Once the various features in the block were recognized and defined, it was noted that two postholes (Features 34 and 37) and one small pit (Feature 10) intersect the walls of the burial pit. One of those features, the Feature 34 post, may be associated with the burial pit as a post marker, while Feature 37 cut across the burial and post-dates the burial. Feature 10 also crosscuts and thus post-dates the burial.
Naconiche Creek Site (41NA236)
The Naconiche Creek site lies on a small wooded rise about 175 m north of Naconiche Creek. It is in the area of the spillway for Lake Naconiche, and the rise covers about 0.3 acres. Survey investigations at the site indicated that it had a midden deposit (about 50 cm thick) that contained Late Caddo pottery sherds and relatively well-preserved animal bones and charred plant remains. There were also deeper archeological deposits below the midden that related to an earlier Woodland period occupation on the rise.
Twenty-six cultural features and seven probable cultural features were defined at the Naconiche Creek site. The cultural features occur throughout the block but were most concentrated in a roughly linear east-west swath that cuts through the center of the block.
Cultural features include 10 postholes, five small pit features, one large pit feature or midden (Feature 18), two sherd concentrations (Features 21 and 22), a rock-filled pit (Feature 1), and seven concentrations of burned and unburned rocks (Feature 8 and Features 10A-10F); Feature 8 also contains several sherds.
The Naconiche Creek site proved to have the oldest dated deposits encountered in the investigated sites in the project area as well as clear evidence of reoccupations of the site over a span of perhaps 4,000 years. Calibrated radiocarbon dates of 2930-2880 B.C. (Feature 13), A.D. 90-260 (Feature 17), A.D. 410-600 (Feature 4), A.D. 430-780 (Feature 5), A.D. 570-770 (Feature 18), A.D. 720-1010 (Feature 3), A.D. 710-1170 (Feature 19), and A.D. 1410-1470 (Feature 8) have been obtained from different features.

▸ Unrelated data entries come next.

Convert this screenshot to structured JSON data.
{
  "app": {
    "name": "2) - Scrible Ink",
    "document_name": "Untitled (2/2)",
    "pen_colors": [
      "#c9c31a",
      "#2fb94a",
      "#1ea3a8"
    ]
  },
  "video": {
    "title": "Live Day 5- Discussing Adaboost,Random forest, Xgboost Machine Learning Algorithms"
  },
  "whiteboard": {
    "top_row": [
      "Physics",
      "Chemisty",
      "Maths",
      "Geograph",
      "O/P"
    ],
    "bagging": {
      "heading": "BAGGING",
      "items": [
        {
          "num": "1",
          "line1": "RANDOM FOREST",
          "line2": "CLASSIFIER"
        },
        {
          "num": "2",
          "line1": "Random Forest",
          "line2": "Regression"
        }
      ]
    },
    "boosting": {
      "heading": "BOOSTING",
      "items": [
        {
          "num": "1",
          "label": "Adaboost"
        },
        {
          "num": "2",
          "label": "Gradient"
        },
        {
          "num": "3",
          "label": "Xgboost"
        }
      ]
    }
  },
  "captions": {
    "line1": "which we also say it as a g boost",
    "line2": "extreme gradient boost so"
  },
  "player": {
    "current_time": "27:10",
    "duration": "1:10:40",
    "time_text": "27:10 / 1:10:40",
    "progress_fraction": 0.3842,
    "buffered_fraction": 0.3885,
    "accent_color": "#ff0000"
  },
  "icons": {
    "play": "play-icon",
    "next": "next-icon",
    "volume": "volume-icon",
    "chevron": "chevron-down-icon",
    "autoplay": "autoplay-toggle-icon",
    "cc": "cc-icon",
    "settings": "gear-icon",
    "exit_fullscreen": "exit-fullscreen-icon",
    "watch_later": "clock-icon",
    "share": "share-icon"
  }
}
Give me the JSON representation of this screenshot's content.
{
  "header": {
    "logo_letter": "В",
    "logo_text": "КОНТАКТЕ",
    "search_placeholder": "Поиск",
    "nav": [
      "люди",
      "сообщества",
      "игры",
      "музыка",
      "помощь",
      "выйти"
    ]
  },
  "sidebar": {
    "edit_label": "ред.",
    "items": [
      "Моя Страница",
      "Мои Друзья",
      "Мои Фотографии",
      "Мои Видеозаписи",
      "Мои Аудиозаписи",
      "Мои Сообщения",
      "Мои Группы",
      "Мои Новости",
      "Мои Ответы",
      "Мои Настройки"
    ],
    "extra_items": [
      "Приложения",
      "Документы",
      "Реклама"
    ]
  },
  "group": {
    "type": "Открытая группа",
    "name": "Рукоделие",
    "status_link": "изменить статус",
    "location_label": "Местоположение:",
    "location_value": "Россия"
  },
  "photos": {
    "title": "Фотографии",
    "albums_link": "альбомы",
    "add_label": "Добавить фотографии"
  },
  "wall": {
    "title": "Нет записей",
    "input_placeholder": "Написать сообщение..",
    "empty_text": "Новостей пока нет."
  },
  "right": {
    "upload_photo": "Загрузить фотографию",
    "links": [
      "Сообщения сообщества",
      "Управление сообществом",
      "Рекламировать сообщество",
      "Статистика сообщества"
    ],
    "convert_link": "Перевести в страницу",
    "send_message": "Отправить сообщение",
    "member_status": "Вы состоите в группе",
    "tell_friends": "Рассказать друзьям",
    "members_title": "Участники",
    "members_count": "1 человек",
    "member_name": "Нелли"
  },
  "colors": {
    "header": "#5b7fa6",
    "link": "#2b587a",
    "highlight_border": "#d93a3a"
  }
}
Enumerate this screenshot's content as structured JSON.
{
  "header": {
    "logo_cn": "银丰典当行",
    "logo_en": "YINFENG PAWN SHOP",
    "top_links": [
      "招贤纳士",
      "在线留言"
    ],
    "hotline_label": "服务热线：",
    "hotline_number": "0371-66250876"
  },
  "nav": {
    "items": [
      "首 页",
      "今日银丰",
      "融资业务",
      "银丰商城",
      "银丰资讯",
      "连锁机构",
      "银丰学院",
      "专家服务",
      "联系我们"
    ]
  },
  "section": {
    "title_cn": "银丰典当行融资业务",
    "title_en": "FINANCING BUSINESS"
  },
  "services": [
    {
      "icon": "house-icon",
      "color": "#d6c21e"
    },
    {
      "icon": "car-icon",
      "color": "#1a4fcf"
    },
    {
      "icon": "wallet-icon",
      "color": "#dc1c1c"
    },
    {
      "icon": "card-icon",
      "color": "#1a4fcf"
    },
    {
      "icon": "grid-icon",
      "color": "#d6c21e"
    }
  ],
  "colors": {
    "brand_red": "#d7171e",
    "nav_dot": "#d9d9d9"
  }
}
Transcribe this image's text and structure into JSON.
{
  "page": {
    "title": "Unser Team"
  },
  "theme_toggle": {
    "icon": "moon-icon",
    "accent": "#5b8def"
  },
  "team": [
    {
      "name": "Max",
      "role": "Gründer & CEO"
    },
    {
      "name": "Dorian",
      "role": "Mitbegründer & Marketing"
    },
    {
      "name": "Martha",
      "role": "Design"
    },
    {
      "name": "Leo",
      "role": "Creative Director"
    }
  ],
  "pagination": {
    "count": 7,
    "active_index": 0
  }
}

Features 10A-10F consist of six roughly linear (5.5 m), albeit discontinuous, concentrations of ferruginous sandstone and conglomerate rocks (including plinthite, an iron-rich, humus-poor mixture of clay with quartz and other minerals) that, along with Feature 1, bisects the center of the excavation block. Feature 10A overlaps the eastern extent of Feature 10B. These rock concentrations were encountered immediately below the midden and included the occasional sherd or piece of lithic debris. These were likely cast-offs from the cooking process, “used-up” rocks that were tossed out of a cooking feature. These rocks pre-date the Caddo occupation (the Caddo did not do much hot rock cooking) and are mostly likely associated with the underlying Woodland deposits.